As the use of cash declines in major economies, what factors should central banks consider when developing digital currencies in order to benefit both people and commercial banks? And how will they operate alongside existing cryptocurrencies?
- A central bank digital currency (CBDC) is a form of virtual money issued and backed by a central bank. Several factors are influencing central banks to develop their own digital currencies.
- There are several considerations for central banks to consider when designing and adopting a digital currency. Implications for the commercial banking sector must be considered.
- Many issues relating to the adoption of CBDCs are the same as those for the private crypto markets. A CBDC is able to operate alongside privately issued cryptocurrencies.

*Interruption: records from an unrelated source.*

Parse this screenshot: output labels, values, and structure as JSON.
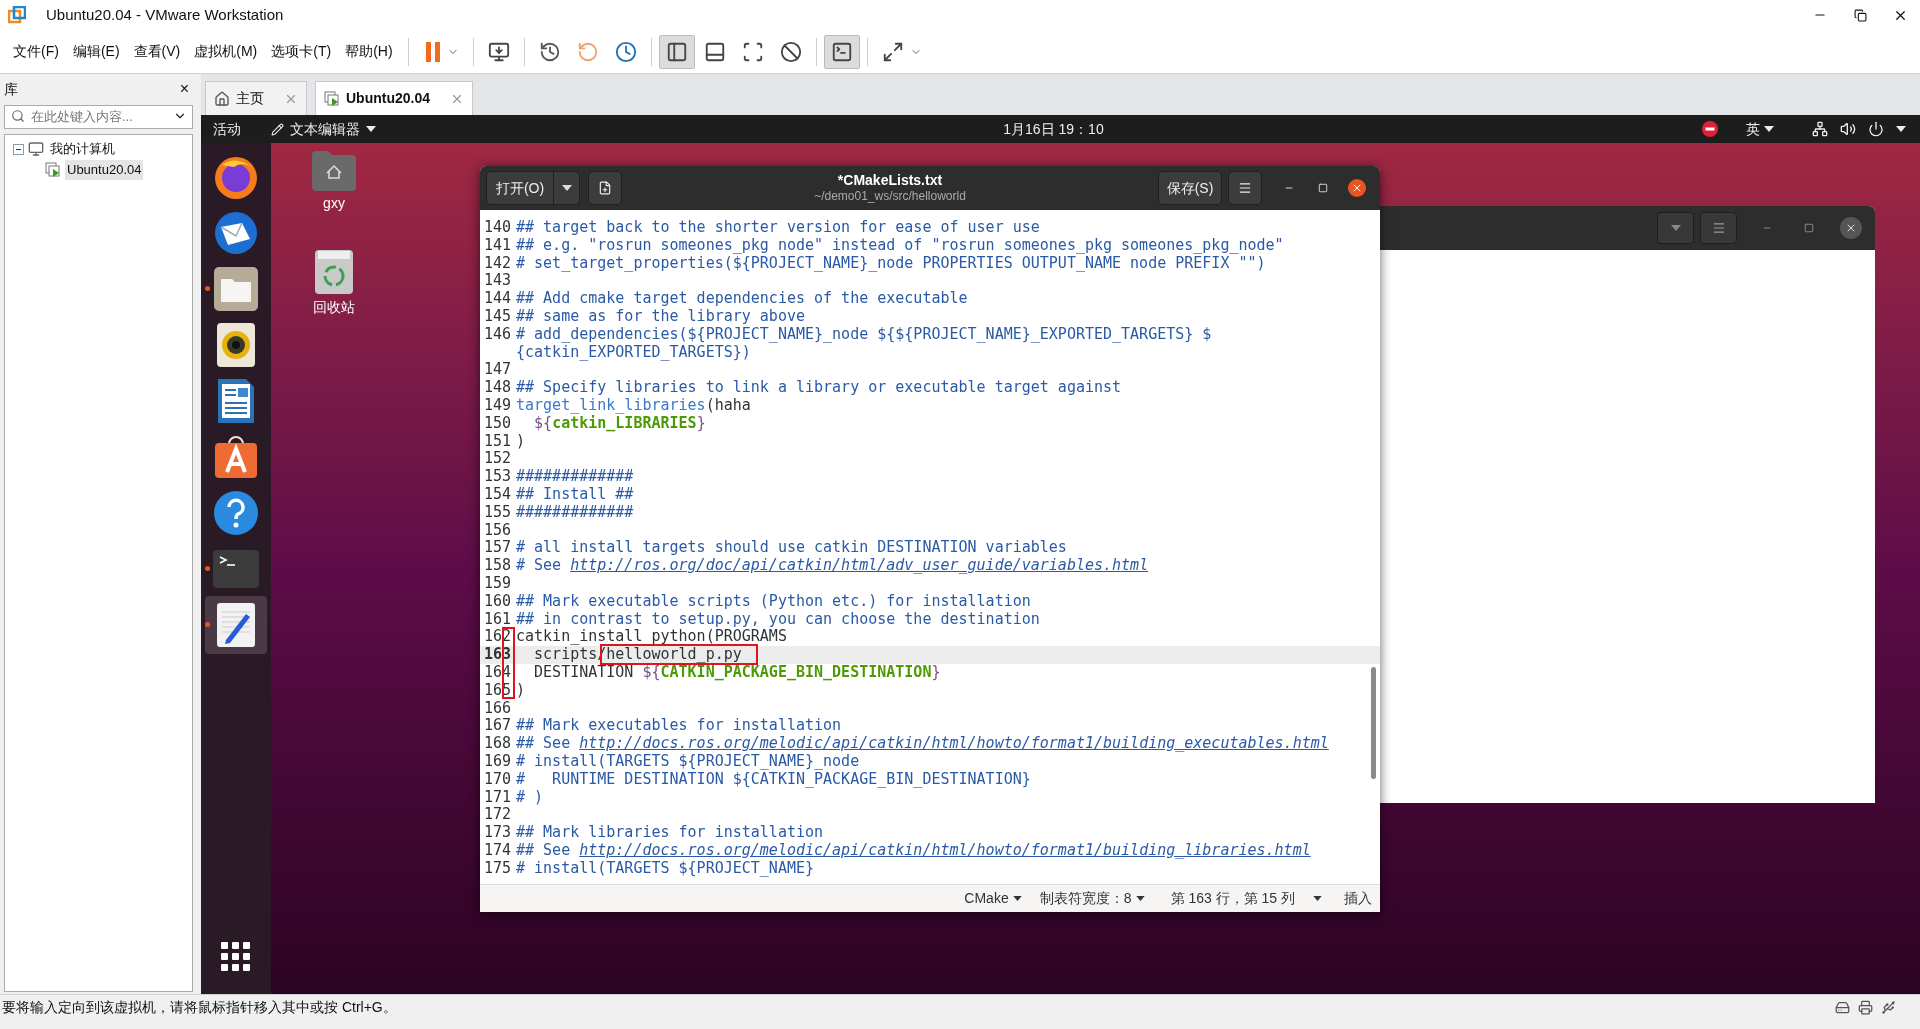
{
  "window": {
    "title": "Ubuntu20.04 - VMware Workstation"
  },
  "menu": [
    "文件(F)",
    "编辑(E)",
    "查看(V)",
    "虚拟机(M)",
    "选项卡(T)",
    "帮助(H)"
  ],
  "toolbar": [
    {
      "kind": "pause",
      "selected": false
    },
    {
      "kind": "ctrl-alt-del",
      "selected": false
    },
    {
      "kind": "snapshot-take",
      "selected": false
    },
    {
      "kind": "snapshot-revert",
      "selected": false
    },
    {
      "kind": "snapshot-manager",
      "selected": false
    },
    {
      "kind": "view-library",
      "selected": true
    },
    {
      "kind": "view-thumbnails",
      "selected": false
    },
    {
      "kind": "view-fullscreen",
      "selected": false
    },
    {
      "kind": "view-unity",
      "selected": false
    },
    {
      "kind": "console",
      "selected": true
    },
    {
      "kind": "stretch",
      "selected": false
    }
  ],
  "library": {
    "title": "库",
    "close": "×",
    "search": {
      "placeholder": "在此处键入内容..."
    },
    "tree": [
      {
        "label": "我的计算机",
        "expanded": true,
        "selected": false,
        "children": [
          {
            "label": "Ubuntu20.04",
            "selected": true
          }
        ]
      }
    ]
  },
  "tabs": [
    {
      "label": "主页",
      "kind": "home",
      "selected": false
    },
    {
      "label": "Ubuntu20.04",
      "kind": "vm",
      "selected": true
    }
  ],
  "ubuntu_bar": {
    "activities": "活动",
    "app_menu": "文本编辑器",
    "clock": "1月16日 19：10",
    "input_method": "英"
  },
  "dock": [
    {
      "kind": "browser",
      "running": false,
      "selected": false
    },
    {
      "kind": "mail",
      "running": false,
      "selected": false
    },
    {
      "kind": "files",
      "running": true,
      "selected": false
    },
    {
      "kind": "music",
      "running": false,
      "selected": false
    },
    {
      "kind": "writer",
      "running": false,
      "selected": false
    },
    {
      "kind": "software",
      "running": false,
      "selected": false
    },
    {
      "kind": "help",
      "running": false,
      "selected": false
    },
    {
      "kind": "terminal",
      "running": true,
      "selected": false
    },
    {
      "kind": "editor",
      "running": true,
      "selected": true
    }
  ],
  "desktop_icons": [
    {
      "kind": "home",
      "label": "gxy"
    },
    {
      "kind": "trash",
      "label": "回收站"
    }
  ],
  "editor": {
    "open_button": "打开(O)",
    "title": "*CMakeLists.txt",
    "subtitle": "~/demo01_ws/src/helloworld",
    "save_button": "保存(S)",
    "lines": [
      {
        "number": "140",
        "segments": [
          {
            "kind": "comment",
            "text": "## target back to the shorter version for ease of user use"
          }
        ]
      },
      {
        "number": "141",
        "segments": [
          {
            "kind": "comment",
            "text": "## e.g. \"rosrun someones_pkg node\" instead of \"rosrun someones_pkg someones_pkg_node\""
          }
        ]
      },
      {
        "number": "142",
        "segments": [
          {
            "kind": "comment",
            "text": "# set_target_properties(${PROJECT_NAME}_node PROPERTIES OUTPUT_NAME node PREFIX \"\")"
          }
        ]
      },
      {
        "number": "143"
      },
      {
        "number": "144",
        "segments": [
          {
            "kind": "comment",
            "text": "## Add cmake target dependencies of the executable"
          }
        ]
      },
      {
        "number": "145",
        "segments": [
          {
            "kind": "comment",
            "text": "## same as for the library above"
          }
        ]
      },
      {
        "number": "146",
        "segments": [
          {
            "kind": "comment",
            "text": "# add_dependencies(${PROJECT_NAME}_node ${${PROJECT_NAME}_EXPORTED_TARGETS} $"
          }
        ]
      },
      {
        "segments": [
          {
            "kind": "comment",
            "text": "{catkin_EXPORTED_TARGETS})"
          }
        ]
      },
      {
        "number": "147"
      },
      {
        "number": "148",
        "segments": [
          {
            "kind": "comment",
            "text": "## Specify libraries to link a library or executable target against"
          }
        ]
      },
      {
        "number": "149",
        "segments": [
          {
            "kind": "function",
            "text": "target_link_libraries"
          },
          {
            "kind": "plain",
            "text": "(haha"
          }
        ]
      },
      {
        "number": "150",
        "segments": [
          {
            "kind": "brace",
            "text": "  ${"
          },
          {
            "kind": "variable",
            "text": "catkin_LIBRARIES"
          },
          {
            "kind": "brace",
            "text": "}"
          }
        ]
      },
      {
        "number": "151",
        "segments": [
          {
            "kind": "plain",
            "text": ")"
          }
        ]
      },
      {
        "number": "152"
      },
      {
        "number": "153",
        "segments": [
          {
            "kind": "comment",
            "text": "#############"
          }
        ]
      },
      {
        "number": "154",
        "segments": [
          {
            "kind": "comment",
            "text": "## Install ##"
          }
        ]
      },
      {
        "number": "155",
        "segments": [
          {
            "kind": "comment",
            "text": "#############"
          }
        ]
      },
      {
        "number": "156"
      },
      {
        "number": "157",
        "segments": [
          {
            "kind": "comment",
            "text": "# all install targets should use catkin DESTINATION variables"
          }
        ]
      },
      {
        "number": "158",
        "segments": [
          {
            "kind": "comment",
            "text": "# See "
          },
          {
            "kind": "link",
            "text": "http://ros.org/doc/api/catkin/html/adv_user_guide/variables.html"
          }
        ]
      },
      {
        "number": "159"
      },
      {
        "number": "160",
        "segments": [
          {
            "kind": "comment",
            "text": "## Mark executable scripts (Python etc.) for installation"
          }
        ]
      },
      {
        "number": "161",
        "segments": [
          {
            "kind": "comment",
            "text": "## in contrast to setup.py, you can choose the destination"
          }
        ]
      },
      {
        "number": "162",
        "segments": [
          {
            "kind": "plain",
            "text": "catkin_install_python(PROGRAMS"
          }
        ]
      },
      {
        "number": "163",
        "current": true,
        "segments": [
          {
            "kind": "plain",
            "text": "  scripts/helloworld_p.py"
          }
        ]
      },
      {
        "number": "164",
        "segments": [
          {
            "kind": "plain",
            "text": "  DESTINATION "
          },
          {
            "kind": "brace",
            "text": "${"
          },
          {
            "kind": "variable",
            "text": "CATKIN_PACKAGE_BIN_DESTINATION"
          },
          {
            "kind": "brace",
            "text": "}"
          }
        ]
      },
      {
        "number": "165",
        "segments": [
          {
            "kind": "plain",
            "text": ")"
          }
        ]
      },
      {
        "number": "166"
      },
      {
        "number": "167",
        "segments": [
          {
            "kind": "comment",
            "text": "## Mark executables for installation"
          }
        ]
      },
      {
        "number": "168",
        "segments": [
          {
            "kind": "comment",
            "text": "## See "
          },
          {
            "kind": "link",
            "text": "http://docs.ros.org/melodic/api/catkin/html/howto/format1/building_executables.html"
          }
        ]
      },
      {
        "number": "169",
        "segments": [
          {
            "kind": "comment",
            "text": "# install(TARGETS ${PROJECT_NAME}_node"
          }
        ]
      },
      {
        "number": "170",
        "segments": [
          {
            "kind": "comment",
            "text": "#   RUNTIME DESTINATION ${CATKIN_PACKAGE_BIN_DESTINATION}"
          }
        ]
      },
      {
        "number": "171",
        "segments": [
          {
            "kind": "comment",
            "text": "# )"
          }
        ]
      },
      {
        "number": "172"
      },
      {
        "number": "173",
        "segments": [
          {
            "kind": "comment",
            "text": "## Mark libraries for installation"
          }
        ]
      },
      {
        "number": "174",
        "segments": [
          {
            "kind": "comment",
            "text": "## See "
          },
          {
            "kind": "link",
            "text": "http://docs.ros.org/melodic/api/catkin/html/howto/format1/building_libraries.html"
          }
        ]
      },
      {
        "number": "175",
        "segments": [
          {
            "kind": "comment",
            "text": "# install(TARGETS ${PROJECT_NAME}"
          }
        ]
      }
    ],
    "status": {
      "language": "CMake",
      "tab_width": "制表符宽度：8",
      "position": "第 163 行，第 15 列",
      "mode": "插入"
    }
  },
  "status_bar": "要将输入定向到该虚拟机，请将鼠标指针移入其中或按 Ctrl+G。"
}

According to the Atlantic Council’s CBDC tracker, 87 countries, representing over 90 percent of global GDP, are now exploring CBDCs. This global interest is being driven by factors including:
- The use of cash is declining as more economies and consumers adopt electronic payment methods such as credit cards and payment gateways.
- Increased efficiencies in the wholesale, as well as retail, payment systems mean that cross-border payments can now be made faster and with reduced risk.
- Developing economies benefit from the removal of low-value coins from their systems, which are costly and difficult to maintain.
- If private e-money became more widely accepted than a central bank’s currency, people receiving government funds would be at a disadvantage compared to those receiving private money. This could also impact monetary policy and financial stability for countries.
Designing central bank digital currencies
Central banks looking to issue a CBDC must consider who should be given access to the currency. It is crucial that a CBDC should have all the features of a fiat currency. For a central bank to act as a central counterparty (CCP), there must be interoperability between the fiat currency and the CBDC.
A CBDC needs to be widely accepted and recognised as legal tender within that country. When issuing a CBDC, the central bank should guarantee at par convertibility between the fiat and digital currencies.
The degree of anonymity is also an important consideration. The argument has been made that a CBDC brings a degree of anonymity to electronic payments, such as is afforded by cash. Full anonymity, however, is not an acceptable feature of a CBDC.
Central banks must also decide whether a CBDC should have interest-bearing characteristics. A holder of the CBDC should not be permitted by the central bank to provide lending facilities.
Implications and challenges of adopting a CBDC
Banks and non-bank financial institutions will be impacted by a central bank issuing a CBDC. There are implications for the financial sector as a whole, since deposits will be transferred from commercial to central banks, thereby reducing the aggregate size of balance sheets within the banking sector. Commercial banks will need to innovate to remain competitive. They might choose to offer competitive interest rates or bank deposits, which could lead to increasing lending rates, which impact SMEs and individuals with low price sensitivity.
It is also likely that commercial banks will choose to borrow from overseas to fund their operations, exposing the banking sector within their jurisdiction to external factors. While some countries have already taken the lead in deciding which technologies will be used to implement a CBDC – whether via a centralised database or using distributed ledger technology (DLT) – other banks have yet to decide how to adapt the current infrastructure to digital currencies. They will also need to consider how these infrastructures can merge seamlessly with one another.
Co-existing with crypto
The interest from central banks in digital currencies stems from an increasing public awareness of cryptocurrencies and their applications in day-to-day life.From a central bank’s point of view, use of a digital currency means that cross-border payments can be settled faster and the cost of settlement reduced, potentially improving workflow efficiencies significantly. There are also implications for financial inclusion for many emerging economies in terms of increased access to financial services, payment efficiency and cost savings.
There is no doubt that CBDCs will shortly become a reality. The infrastructures to support them will be based on many existing DLT structures that have been developed on behalf of the private coin space and decentralised finance. And, as with the private markets, the issues of trust, cost and transactional speed will be key to CBDC adoption.
There is no reason why CBDCs and privately issued cryptocurrencies cannot co-exist. However, it should be noted that, in the case of privately issued cryptocurrencies, there is a relatively high level of counterparty risk. The evolution of both markets requires continued adoption by the general public, combined with regulatory understanding, and monetary policy to be framed accordingly.